We are a research group in the Mechanical Engineering department at Caltech, led by Professor Austin Minnich. Our lab's research focus is on understanding and engineering nanoscale heat transport for applications in the energy field like thermoelectric waste heat recovery. We use a variety of experimental and theoretical techniques to investigate nanoscale transport processes, with a particular emphasis on ultrafast optical techniques. We invite you to look at the website for more details about our work and facilities.


Xiangwen and Lina have moved on to their next positions. Congrats! Jan 13, 2018

Alex passes quals. Congrats! Sept 21, 2017

Benoit has moved on to his next position. Congrats! June 1, 2017

Zoila, Peishi, and Erika successfully pass candidacy. Congrats! May 31, 2017

Chengyun's work on phonon transmission spectra was publish in Physical Review B. May 15, 2017

Nate, Taeyong, and Junlong gave talks at the 2017 Spring MRS Conference. April 22, 2017

Lina publishes her work on low frequency thermal modes in Si and SiGe in Scientific Reports. March 14, 2017

Congrats to Austin for receiving tenure as a Professor in Mechanical Engineering and Applied Physics at Caltech. March 7, 2017

Junlong publishes his work on daytime radiative cooling in ACS Photonics. February 3, 2017

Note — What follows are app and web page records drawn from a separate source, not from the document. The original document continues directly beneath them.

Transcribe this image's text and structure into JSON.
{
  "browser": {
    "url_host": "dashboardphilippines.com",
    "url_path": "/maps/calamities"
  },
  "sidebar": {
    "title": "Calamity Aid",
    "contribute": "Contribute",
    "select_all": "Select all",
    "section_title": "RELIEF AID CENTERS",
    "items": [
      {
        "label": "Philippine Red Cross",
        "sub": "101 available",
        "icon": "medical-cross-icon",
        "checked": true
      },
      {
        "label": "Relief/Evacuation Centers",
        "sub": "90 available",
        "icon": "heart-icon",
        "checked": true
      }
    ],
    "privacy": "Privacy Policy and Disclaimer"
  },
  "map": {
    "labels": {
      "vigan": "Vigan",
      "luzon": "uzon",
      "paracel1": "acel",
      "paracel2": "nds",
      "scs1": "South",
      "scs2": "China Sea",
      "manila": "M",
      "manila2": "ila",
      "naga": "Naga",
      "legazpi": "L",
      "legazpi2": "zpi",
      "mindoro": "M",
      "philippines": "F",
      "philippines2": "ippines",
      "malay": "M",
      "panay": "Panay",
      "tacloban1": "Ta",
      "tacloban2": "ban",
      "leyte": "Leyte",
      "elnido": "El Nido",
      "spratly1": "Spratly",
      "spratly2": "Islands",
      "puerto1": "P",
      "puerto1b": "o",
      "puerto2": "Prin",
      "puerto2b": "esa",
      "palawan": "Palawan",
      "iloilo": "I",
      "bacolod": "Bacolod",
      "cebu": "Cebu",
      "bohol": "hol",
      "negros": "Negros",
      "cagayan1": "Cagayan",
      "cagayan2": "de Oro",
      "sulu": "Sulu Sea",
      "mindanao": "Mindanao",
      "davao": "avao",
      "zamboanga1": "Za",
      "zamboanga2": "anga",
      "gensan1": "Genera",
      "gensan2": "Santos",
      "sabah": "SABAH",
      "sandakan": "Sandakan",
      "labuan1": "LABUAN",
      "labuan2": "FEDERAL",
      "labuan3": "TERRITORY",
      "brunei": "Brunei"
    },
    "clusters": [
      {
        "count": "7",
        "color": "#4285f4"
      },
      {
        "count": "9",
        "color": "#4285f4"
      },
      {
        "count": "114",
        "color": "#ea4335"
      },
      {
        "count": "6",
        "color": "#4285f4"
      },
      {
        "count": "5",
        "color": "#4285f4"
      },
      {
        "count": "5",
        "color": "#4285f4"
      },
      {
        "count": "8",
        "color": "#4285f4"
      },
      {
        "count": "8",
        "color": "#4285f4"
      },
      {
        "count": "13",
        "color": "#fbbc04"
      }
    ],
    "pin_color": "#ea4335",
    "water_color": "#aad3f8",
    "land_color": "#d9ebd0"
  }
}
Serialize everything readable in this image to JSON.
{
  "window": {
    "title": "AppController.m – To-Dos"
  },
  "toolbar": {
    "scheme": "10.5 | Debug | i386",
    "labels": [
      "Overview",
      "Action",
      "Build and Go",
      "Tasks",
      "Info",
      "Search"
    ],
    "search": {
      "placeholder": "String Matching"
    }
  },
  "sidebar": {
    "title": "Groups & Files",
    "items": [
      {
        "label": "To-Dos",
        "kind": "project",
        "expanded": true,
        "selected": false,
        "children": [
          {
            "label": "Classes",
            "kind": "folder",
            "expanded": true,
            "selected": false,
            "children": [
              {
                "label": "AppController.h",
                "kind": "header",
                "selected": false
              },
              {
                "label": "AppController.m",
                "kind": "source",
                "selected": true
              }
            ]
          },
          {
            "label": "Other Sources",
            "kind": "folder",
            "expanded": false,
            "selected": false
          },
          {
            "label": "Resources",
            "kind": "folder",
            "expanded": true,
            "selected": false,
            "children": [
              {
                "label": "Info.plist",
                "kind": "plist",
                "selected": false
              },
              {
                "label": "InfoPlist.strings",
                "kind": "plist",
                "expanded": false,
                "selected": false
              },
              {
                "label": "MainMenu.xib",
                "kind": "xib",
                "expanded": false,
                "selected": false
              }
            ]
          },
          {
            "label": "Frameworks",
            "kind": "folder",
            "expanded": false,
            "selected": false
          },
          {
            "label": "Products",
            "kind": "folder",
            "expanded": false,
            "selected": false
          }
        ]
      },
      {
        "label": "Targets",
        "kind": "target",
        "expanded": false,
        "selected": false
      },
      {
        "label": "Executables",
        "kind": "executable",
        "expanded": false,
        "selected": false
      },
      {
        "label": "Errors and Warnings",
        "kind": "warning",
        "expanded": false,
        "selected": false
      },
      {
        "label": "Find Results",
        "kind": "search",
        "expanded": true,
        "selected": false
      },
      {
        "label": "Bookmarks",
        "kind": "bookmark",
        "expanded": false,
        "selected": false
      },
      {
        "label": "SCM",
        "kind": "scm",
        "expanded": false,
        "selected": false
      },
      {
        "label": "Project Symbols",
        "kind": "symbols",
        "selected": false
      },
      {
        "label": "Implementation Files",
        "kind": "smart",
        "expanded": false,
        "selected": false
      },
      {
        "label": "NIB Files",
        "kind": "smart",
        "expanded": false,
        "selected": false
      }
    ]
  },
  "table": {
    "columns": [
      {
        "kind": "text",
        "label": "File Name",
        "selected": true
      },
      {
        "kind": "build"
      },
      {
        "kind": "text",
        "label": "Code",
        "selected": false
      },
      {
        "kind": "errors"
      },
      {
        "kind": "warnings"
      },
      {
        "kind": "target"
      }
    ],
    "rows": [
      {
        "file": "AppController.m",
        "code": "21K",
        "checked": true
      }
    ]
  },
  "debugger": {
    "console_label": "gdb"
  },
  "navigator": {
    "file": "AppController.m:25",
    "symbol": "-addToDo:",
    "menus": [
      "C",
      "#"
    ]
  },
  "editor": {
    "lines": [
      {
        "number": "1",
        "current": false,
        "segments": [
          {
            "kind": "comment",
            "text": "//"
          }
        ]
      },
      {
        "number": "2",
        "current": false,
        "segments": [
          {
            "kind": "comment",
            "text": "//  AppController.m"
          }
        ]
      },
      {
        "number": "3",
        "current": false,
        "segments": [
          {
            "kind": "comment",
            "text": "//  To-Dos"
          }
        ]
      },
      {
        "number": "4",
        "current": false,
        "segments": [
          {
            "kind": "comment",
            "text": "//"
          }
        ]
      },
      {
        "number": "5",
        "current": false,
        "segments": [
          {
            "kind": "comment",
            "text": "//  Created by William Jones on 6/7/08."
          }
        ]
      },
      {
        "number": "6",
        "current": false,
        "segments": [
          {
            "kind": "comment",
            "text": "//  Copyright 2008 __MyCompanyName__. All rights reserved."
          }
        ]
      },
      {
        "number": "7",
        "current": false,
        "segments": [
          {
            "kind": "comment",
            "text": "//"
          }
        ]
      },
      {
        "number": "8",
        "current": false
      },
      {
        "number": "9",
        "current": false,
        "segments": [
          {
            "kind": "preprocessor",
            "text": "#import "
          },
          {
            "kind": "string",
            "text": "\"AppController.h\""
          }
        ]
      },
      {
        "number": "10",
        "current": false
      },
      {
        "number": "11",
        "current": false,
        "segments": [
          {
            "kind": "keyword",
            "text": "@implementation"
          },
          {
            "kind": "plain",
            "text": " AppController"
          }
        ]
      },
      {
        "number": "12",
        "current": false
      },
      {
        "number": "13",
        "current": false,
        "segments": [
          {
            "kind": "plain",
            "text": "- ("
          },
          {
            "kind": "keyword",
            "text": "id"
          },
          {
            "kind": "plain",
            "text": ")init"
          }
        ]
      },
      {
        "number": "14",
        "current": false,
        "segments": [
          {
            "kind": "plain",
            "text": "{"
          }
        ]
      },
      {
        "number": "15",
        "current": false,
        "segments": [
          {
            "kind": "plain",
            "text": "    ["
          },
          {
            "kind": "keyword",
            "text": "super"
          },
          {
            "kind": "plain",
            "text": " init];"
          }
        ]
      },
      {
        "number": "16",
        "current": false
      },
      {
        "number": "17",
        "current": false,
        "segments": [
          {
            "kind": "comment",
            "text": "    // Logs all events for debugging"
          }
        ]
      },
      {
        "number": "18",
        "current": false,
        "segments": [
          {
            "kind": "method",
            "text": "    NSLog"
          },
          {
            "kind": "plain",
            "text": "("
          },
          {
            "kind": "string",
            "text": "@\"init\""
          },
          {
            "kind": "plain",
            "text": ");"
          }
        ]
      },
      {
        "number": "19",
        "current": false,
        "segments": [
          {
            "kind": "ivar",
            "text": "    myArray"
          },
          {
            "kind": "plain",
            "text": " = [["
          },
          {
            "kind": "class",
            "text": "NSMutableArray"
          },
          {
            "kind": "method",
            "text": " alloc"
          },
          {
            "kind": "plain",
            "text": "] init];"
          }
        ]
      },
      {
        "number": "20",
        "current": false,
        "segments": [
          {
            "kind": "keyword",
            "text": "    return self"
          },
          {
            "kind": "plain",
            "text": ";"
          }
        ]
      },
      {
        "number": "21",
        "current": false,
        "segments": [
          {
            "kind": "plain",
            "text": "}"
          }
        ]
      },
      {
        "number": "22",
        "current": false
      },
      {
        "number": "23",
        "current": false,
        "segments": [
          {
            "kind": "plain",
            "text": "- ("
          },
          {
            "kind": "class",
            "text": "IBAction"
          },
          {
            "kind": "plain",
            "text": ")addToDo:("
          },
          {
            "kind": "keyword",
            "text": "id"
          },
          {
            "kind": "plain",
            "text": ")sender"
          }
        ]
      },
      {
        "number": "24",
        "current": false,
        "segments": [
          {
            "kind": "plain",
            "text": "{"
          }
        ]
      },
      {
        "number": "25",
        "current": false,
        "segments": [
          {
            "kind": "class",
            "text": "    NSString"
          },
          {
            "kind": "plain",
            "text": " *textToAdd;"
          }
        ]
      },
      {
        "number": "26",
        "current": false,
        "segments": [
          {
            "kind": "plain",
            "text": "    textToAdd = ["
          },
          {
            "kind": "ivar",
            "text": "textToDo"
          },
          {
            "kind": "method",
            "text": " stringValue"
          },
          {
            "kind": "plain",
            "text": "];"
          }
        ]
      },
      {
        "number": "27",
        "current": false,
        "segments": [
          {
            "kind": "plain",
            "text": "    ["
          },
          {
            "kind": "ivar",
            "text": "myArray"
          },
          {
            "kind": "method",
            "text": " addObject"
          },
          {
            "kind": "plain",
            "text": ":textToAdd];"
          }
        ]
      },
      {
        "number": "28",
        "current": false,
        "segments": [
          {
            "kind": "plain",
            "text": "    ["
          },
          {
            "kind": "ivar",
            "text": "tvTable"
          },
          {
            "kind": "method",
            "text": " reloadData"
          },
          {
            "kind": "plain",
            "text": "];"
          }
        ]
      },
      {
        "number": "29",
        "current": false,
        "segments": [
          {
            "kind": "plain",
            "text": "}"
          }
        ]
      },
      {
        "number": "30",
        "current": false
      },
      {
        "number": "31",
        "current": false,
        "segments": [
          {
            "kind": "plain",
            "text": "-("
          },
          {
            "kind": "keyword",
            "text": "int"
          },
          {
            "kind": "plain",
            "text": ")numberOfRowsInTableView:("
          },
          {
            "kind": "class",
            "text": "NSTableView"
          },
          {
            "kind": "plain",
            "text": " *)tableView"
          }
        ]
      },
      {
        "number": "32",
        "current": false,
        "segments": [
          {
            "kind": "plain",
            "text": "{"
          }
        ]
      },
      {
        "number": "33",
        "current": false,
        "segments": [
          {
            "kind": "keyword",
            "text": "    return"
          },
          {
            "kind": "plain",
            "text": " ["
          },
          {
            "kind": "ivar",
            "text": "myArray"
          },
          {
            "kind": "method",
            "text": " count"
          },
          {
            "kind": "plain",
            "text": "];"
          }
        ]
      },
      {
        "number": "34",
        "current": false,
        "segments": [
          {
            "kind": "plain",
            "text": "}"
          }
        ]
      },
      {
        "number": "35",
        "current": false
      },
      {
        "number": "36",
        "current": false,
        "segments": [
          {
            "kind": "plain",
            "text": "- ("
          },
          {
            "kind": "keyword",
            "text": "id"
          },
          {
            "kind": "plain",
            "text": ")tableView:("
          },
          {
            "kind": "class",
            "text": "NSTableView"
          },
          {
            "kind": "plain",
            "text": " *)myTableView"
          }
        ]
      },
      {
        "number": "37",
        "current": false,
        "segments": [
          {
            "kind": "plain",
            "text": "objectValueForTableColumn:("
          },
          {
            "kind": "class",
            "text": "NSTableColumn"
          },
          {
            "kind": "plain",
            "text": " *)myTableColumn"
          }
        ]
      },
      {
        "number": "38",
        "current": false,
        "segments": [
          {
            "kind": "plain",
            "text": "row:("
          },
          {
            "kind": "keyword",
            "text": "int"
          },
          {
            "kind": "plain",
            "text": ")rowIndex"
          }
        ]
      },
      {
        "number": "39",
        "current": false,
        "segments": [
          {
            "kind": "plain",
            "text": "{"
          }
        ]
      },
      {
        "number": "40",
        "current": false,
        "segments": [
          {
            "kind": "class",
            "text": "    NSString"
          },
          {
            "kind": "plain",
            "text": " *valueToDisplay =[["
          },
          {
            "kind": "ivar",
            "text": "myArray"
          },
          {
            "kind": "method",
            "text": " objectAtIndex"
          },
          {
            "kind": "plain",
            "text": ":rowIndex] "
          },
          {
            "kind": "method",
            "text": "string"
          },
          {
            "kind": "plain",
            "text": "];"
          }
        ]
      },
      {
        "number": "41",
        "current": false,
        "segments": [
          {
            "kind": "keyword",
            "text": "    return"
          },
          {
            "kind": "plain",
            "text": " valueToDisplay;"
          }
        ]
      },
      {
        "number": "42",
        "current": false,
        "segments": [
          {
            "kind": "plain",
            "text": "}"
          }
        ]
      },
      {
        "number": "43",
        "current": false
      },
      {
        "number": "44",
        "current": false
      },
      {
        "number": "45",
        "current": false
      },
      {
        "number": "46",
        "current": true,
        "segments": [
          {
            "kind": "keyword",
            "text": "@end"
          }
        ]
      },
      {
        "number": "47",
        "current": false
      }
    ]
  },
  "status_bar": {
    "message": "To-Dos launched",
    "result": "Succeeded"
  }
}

News Archive


imagePaper published in Physical Review B

In this work, we examine how thermal resistance depends on the heater geometry using analytical solutions of the Boltzmann equation. We show that the spatial frequencies of the heater pattern play the key role in setting the thermal resistance rather than any single geometric parameter, and that for many geometries the thermal resistance in the quasiballistic regime is no different than the Fourier prediction. Jan 10, 2018

imagePaper published in Physical Review B

We present a lattice and molecular dynamics analysis of vibrations in a-Si that supports a qualitatively different picture in which propagating elastic waves dominate the thermal conduction and are scattered by elastic fluctuations rather than anharmonicity. Our work suggests that most heat is carried by propagating elastic waves in a-Si and demonstrates a route to achieve extreme thermal properties in amorphous materials by manipulating elastic fluctuations. Jan 10, 2018

image Paper published in Physical Review Letters

We report a study of the vibrational properties and lattice thermal conductivity of a polyethylene molecular crystal using an ab initio approach that rigorously incorporates nuclear quantum motion and finite temperature effects. We obtain a thermal conductivity along the chain direction of around 160 W/m/K at room temperature, providing a firm upper bound for the thermal conductivity of this molecular crystal. October 31, 2017